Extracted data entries

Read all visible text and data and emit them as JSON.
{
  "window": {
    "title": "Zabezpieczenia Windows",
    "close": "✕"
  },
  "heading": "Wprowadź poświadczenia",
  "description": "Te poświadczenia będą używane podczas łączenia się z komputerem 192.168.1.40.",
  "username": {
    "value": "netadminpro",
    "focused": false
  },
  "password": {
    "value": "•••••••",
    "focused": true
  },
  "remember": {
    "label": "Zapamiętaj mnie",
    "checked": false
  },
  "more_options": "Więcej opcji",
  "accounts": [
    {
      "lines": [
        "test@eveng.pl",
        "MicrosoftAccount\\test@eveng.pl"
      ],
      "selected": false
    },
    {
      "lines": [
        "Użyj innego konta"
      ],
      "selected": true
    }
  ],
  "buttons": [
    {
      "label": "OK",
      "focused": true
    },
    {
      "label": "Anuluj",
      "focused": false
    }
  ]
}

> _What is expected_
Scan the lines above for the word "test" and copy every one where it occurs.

> _Answer space_
        "test@eveng.pl",
        "MicrosoftAccount\\test@eveng.pl"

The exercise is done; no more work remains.